-- Opening Marker --

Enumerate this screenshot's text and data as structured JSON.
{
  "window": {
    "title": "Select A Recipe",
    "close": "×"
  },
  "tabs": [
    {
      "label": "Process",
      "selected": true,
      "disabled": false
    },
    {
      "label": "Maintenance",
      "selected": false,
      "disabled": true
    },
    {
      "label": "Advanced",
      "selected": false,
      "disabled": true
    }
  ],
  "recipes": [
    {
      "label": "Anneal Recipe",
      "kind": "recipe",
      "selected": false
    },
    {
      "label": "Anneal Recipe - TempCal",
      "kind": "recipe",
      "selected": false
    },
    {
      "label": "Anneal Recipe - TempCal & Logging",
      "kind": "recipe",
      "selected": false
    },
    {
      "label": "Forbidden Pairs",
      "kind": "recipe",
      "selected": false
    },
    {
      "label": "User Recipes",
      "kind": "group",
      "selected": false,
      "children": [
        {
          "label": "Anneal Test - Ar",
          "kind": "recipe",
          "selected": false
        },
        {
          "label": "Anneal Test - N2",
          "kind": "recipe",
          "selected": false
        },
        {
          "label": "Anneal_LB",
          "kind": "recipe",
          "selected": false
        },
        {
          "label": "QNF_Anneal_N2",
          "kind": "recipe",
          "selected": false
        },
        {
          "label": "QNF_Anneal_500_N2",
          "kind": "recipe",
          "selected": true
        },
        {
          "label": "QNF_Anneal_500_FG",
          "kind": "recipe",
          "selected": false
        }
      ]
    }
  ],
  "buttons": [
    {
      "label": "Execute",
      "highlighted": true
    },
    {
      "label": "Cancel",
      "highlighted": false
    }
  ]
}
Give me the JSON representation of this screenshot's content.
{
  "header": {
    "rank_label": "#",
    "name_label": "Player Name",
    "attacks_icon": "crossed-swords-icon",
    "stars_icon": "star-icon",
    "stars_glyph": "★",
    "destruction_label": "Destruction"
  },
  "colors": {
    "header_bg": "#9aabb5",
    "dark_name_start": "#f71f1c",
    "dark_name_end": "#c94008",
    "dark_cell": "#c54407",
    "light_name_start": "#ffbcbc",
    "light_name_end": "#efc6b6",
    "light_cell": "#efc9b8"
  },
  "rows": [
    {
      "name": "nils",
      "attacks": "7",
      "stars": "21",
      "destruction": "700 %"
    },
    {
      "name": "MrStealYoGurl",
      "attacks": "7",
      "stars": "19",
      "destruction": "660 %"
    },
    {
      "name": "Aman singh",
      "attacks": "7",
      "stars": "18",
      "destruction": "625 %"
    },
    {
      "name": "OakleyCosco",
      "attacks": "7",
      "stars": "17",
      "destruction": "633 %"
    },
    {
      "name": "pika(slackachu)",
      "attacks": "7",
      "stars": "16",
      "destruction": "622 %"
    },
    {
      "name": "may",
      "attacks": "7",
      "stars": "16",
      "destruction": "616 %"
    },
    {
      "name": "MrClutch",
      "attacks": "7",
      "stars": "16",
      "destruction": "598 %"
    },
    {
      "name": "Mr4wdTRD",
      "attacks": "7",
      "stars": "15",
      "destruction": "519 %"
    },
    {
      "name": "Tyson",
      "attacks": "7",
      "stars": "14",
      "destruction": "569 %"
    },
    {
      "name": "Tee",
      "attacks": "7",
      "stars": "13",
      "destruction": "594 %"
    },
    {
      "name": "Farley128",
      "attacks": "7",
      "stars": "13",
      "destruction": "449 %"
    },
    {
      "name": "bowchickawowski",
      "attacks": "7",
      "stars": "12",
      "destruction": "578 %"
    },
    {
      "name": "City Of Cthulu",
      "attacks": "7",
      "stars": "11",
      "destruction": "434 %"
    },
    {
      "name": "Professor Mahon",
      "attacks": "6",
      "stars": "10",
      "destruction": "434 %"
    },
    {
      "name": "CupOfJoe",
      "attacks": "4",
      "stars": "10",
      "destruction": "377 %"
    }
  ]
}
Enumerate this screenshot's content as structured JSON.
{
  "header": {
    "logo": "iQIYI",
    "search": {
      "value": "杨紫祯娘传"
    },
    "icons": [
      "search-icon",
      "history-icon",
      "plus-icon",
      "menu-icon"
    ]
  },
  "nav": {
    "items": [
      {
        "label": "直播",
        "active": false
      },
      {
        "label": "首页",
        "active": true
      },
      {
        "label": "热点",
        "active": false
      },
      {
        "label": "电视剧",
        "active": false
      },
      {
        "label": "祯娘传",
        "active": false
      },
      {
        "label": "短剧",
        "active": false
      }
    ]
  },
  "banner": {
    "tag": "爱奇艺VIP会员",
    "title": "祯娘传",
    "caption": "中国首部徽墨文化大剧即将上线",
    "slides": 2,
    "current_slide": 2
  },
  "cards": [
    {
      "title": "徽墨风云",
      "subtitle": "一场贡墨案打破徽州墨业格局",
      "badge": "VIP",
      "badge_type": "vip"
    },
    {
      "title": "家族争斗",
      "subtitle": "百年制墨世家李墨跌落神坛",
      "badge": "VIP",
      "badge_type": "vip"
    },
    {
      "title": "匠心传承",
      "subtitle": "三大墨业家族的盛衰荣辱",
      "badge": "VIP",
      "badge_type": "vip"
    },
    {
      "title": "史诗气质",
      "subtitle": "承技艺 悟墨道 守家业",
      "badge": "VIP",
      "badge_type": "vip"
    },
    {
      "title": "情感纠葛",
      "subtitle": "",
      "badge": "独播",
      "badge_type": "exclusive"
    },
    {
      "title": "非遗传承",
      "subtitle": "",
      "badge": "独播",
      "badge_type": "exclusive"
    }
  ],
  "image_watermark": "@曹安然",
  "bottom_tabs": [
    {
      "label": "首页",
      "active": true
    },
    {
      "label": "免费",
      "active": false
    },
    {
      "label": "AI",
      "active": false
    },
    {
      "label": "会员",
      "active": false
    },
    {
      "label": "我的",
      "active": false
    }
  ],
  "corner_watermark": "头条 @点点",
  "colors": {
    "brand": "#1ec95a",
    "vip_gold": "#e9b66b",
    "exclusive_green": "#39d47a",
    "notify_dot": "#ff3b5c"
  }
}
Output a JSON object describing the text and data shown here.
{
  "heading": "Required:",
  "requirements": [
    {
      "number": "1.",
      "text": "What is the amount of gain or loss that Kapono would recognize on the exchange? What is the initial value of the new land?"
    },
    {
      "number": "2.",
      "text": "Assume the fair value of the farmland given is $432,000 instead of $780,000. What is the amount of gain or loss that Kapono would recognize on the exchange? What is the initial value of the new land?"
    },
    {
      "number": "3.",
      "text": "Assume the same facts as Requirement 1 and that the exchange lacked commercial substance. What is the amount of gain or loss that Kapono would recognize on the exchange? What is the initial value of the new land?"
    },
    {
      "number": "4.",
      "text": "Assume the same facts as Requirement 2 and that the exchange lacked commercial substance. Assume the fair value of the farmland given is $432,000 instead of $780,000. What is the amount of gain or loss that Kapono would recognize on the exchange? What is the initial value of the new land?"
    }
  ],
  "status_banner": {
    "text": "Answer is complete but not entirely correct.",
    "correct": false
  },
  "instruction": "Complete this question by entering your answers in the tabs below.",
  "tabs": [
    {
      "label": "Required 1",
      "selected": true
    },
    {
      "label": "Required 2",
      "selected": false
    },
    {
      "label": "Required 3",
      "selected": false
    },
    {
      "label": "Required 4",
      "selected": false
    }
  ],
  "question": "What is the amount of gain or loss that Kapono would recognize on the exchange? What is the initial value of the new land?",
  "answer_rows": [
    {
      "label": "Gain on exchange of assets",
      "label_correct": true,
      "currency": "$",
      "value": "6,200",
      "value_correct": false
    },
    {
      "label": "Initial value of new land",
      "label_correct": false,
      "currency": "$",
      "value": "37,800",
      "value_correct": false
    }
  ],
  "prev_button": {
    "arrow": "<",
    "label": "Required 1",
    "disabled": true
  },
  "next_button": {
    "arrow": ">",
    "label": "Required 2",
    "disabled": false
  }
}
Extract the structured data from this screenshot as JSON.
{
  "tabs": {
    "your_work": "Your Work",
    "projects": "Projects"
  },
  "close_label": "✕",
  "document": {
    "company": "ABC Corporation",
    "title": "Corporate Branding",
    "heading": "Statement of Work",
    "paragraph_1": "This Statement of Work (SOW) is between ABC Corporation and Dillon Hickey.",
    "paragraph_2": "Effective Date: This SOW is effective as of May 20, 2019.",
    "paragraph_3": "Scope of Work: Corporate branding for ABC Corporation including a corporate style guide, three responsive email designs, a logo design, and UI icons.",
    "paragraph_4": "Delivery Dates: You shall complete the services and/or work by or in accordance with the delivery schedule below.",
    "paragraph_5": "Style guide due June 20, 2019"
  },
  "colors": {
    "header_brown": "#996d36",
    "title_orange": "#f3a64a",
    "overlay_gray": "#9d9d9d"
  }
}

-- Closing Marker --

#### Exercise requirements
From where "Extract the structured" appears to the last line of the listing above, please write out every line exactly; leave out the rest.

#### Task solution
Extract the structured data from this screenshot as JSON.
{
  "tabs": {
    "your_work": "Your Work",
    "projects": "Projects"
  },
  "close_label": "✕",
  "document": {
    "company": "ABC Corporation",
    "title": "Corporate Branding",
    "heading": "Statement of Work",
    "paragraph_1": "This Statement of Work (SOW) is between ABC Corporation and Dillon Hickey.",
    "paragraph_2": "Effective Date: This SOW is effective as of May 20, 2019.",
    "paragraph_3": "Scope of Work: Corporate branding for ABC Corporation including a corporate style guide, three responsive email designs, a logo design, and UI icons.",
    "paragraph_4": "Delivery Dates: You shall complete the services and/or work by or in accordance with the delivery schedule below.",
    "paragraph_5": "Style guide due June 20, 2019"
  },
  "colors": {
    "header_brown": "#996d36",
    "title_orange": "#f3a64a",
    "overlay_gray": "#9d9d9d"
  }
}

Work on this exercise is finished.